Speaking before the news, it warned: “The true value of the scheme to both the industry and the country has been that it has prevented large scale redundancies that would have occurred but for the assistance provided by the government. Should this end too soon then a wave of redundancies will rock the industry.”
According to the CLC, 84% of the industry has furloughed workers with contractors typically furloughing more than 60% of staff with SMEs furloughing between 90% and 100% of staff.
Consultants have fared better furloughing less than 20% of employees, although SMEs have had to furlough over 70%. Suppliers and merchants have been the hardest hit with this sector typically furloughing more than 90% of staff.

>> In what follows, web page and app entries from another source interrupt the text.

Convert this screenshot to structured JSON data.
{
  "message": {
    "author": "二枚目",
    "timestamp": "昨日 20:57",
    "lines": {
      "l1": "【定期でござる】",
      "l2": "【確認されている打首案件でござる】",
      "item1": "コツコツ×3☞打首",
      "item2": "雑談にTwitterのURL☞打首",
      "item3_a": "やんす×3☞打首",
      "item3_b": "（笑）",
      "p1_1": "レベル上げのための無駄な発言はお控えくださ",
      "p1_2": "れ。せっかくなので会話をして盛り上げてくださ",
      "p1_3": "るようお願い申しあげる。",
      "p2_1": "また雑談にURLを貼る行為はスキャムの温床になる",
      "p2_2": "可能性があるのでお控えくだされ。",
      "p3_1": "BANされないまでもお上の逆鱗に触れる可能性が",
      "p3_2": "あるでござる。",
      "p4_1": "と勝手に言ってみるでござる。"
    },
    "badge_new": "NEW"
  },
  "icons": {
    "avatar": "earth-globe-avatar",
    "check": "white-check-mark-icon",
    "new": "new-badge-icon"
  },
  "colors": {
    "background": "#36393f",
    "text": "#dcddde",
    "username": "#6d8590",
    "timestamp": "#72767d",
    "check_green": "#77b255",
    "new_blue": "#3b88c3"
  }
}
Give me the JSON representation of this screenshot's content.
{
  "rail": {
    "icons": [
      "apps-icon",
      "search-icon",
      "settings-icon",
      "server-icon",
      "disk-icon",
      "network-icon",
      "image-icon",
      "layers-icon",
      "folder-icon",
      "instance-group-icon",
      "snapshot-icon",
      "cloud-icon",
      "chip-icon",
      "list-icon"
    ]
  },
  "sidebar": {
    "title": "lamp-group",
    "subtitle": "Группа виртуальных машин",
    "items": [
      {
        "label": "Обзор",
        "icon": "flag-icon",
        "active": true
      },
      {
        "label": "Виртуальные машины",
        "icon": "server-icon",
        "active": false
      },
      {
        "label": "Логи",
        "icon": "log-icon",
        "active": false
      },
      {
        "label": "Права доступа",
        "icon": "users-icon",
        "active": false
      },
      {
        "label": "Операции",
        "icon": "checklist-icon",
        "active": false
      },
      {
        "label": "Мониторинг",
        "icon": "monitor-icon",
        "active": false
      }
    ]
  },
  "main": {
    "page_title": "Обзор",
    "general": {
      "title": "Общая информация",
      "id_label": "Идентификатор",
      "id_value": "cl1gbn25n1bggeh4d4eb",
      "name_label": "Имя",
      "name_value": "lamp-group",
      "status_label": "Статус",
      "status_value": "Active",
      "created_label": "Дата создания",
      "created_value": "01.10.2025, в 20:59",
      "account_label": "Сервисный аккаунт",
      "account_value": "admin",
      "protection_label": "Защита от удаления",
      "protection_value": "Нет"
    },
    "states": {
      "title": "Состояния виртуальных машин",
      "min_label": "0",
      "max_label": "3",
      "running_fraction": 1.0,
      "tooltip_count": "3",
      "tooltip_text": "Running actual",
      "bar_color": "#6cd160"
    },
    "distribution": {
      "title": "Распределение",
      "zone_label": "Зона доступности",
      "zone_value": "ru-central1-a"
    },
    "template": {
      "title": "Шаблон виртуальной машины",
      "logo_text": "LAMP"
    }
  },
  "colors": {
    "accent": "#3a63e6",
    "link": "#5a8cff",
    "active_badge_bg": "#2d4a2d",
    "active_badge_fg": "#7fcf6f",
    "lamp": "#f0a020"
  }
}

Government spending watchdog the Office for Budget Responsibility has estimated it will cost the public purse £42bn over three months to help 8.3 million people until the end of June. The Resolution Foundation has said it could cost an extra £12bn for each additional month the scheme is extended.